▶ [Task directions]:
Which lines in the data below contain the word "تاریخ"? Return each of them.

▶ [Provided data]:
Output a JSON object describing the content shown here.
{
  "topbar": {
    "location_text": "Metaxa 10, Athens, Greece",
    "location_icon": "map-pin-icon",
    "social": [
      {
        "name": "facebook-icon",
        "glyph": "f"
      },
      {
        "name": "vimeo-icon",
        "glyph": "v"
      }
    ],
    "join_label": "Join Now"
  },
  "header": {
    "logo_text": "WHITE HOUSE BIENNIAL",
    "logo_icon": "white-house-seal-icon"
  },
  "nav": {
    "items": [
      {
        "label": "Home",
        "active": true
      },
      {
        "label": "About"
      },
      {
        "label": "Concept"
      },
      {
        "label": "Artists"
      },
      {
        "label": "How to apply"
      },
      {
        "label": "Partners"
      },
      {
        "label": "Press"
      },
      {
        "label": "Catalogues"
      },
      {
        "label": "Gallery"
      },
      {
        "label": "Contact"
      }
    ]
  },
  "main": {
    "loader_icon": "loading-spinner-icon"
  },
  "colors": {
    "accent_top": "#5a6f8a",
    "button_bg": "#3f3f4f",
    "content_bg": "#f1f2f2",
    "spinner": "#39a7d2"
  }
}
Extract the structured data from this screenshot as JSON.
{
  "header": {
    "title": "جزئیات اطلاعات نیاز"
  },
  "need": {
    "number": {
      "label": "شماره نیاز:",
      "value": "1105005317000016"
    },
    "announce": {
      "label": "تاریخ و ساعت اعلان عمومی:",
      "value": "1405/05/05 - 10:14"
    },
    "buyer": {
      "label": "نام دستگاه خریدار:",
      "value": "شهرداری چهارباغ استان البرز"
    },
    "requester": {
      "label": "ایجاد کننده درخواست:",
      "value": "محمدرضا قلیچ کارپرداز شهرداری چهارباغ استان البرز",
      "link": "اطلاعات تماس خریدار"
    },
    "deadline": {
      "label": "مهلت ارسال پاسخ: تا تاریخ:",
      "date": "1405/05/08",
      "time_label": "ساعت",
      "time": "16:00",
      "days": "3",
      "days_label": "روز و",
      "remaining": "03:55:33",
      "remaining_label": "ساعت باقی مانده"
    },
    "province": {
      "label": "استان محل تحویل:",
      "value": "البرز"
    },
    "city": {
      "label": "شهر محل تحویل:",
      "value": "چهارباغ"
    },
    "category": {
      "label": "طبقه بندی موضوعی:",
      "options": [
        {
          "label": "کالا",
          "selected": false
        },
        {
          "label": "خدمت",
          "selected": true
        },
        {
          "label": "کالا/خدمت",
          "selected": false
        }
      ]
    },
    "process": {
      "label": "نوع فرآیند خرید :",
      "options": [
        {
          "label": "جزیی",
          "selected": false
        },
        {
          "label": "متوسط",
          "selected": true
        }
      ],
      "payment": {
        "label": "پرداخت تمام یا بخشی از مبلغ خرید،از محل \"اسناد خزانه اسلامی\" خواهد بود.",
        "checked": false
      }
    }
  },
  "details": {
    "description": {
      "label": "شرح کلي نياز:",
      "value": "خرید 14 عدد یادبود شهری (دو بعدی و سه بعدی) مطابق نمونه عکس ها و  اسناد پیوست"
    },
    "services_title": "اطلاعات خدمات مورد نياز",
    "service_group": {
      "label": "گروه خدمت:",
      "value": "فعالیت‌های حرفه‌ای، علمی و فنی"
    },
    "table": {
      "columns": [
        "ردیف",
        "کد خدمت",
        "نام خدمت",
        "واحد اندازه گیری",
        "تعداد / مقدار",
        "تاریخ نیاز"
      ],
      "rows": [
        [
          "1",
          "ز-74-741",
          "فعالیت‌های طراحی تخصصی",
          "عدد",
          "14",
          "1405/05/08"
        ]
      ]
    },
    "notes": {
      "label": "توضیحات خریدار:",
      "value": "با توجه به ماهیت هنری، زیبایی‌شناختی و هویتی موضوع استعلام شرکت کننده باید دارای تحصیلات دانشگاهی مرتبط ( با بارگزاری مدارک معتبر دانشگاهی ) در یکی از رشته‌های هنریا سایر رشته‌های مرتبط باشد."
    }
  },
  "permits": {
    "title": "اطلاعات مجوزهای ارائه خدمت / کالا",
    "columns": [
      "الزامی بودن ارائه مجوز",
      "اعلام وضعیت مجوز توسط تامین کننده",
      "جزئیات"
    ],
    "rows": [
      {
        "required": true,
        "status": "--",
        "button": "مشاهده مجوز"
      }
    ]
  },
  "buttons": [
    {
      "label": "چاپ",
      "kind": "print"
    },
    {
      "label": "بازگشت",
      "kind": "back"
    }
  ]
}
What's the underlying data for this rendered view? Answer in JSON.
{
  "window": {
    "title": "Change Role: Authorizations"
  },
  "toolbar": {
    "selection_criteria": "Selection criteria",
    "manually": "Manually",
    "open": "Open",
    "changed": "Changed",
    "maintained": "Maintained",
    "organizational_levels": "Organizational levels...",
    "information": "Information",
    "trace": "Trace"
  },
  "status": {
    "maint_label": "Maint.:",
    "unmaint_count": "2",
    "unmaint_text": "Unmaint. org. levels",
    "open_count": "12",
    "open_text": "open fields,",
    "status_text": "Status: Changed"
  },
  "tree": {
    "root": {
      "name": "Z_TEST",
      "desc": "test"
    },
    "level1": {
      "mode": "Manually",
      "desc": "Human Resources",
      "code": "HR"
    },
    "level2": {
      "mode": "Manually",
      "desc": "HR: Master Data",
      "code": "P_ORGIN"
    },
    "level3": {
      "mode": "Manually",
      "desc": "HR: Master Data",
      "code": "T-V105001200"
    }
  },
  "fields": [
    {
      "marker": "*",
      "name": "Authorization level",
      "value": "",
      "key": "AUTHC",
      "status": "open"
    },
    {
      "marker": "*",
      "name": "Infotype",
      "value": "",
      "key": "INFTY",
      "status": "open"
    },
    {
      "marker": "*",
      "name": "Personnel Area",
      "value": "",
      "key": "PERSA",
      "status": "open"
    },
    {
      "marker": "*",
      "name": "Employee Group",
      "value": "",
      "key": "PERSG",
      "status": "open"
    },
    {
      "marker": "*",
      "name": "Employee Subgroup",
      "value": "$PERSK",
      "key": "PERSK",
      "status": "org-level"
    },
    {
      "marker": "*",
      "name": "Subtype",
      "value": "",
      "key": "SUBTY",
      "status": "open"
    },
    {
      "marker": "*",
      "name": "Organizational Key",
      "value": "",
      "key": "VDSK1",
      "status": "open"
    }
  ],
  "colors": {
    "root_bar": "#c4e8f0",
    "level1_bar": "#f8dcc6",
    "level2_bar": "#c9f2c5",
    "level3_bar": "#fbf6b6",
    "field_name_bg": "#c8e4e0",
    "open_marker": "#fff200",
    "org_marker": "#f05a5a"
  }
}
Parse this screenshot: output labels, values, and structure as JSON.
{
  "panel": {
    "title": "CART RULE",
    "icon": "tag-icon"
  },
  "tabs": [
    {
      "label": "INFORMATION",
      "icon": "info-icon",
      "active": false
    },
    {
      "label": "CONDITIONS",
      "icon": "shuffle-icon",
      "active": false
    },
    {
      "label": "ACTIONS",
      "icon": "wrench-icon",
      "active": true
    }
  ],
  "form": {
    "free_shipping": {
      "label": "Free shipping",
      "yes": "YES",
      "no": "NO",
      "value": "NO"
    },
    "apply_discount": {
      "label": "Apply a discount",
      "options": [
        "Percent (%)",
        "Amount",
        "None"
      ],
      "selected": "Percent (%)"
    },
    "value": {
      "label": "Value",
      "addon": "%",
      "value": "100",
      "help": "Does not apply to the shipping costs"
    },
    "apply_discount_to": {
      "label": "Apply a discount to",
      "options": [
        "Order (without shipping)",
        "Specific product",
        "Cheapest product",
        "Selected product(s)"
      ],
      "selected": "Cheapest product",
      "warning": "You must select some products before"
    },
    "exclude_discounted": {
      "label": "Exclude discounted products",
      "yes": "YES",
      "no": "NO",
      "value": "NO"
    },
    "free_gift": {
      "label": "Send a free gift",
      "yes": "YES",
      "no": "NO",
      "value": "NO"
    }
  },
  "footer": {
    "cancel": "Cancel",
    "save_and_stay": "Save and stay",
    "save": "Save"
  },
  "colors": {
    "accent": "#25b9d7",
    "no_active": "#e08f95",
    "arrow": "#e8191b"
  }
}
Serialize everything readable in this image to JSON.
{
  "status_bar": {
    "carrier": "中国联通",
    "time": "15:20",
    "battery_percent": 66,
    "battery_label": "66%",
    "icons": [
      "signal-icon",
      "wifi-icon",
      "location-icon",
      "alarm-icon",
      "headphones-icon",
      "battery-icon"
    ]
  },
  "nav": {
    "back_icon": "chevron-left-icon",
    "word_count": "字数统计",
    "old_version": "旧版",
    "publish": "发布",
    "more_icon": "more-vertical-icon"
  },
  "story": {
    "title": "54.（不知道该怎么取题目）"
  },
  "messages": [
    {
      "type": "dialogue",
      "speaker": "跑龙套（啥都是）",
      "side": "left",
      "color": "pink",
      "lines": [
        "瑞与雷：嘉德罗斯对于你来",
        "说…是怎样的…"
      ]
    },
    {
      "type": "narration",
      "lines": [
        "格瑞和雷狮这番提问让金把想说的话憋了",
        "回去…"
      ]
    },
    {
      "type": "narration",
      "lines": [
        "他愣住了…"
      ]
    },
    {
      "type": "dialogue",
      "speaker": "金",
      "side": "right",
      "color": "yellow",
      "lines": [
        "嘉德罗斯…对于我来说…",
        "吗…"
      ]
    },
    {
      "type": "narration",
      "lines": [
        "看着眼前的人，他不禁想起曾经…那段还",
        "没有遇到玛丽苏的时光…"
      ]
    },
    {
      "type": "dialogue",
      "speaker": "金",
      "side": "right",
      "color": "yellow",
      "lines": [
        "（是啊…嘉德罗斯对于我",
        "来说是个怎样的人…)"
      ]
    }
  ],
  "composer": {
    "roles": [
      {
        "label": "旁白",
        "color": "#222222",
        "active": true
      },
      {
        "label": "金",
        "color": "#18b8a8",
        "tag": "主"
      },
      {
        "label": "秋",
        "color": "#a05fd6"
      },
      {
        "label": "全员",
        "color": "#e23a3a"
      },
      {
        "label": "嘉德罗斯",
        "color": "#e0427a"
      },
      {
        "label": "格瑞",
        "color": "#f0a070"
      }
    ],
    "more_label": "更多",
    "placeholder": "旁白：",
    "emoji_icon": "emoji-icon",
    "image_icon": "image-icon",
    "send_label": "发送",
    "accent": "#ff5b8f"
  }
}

▶ [Solution to this problem]:
      "label": "تاریخ و ساعت اعلان عمومی:",
      "label": "مهلت ارسال پاسخ: تا تاریخ:",
        "تاریخ نیاز"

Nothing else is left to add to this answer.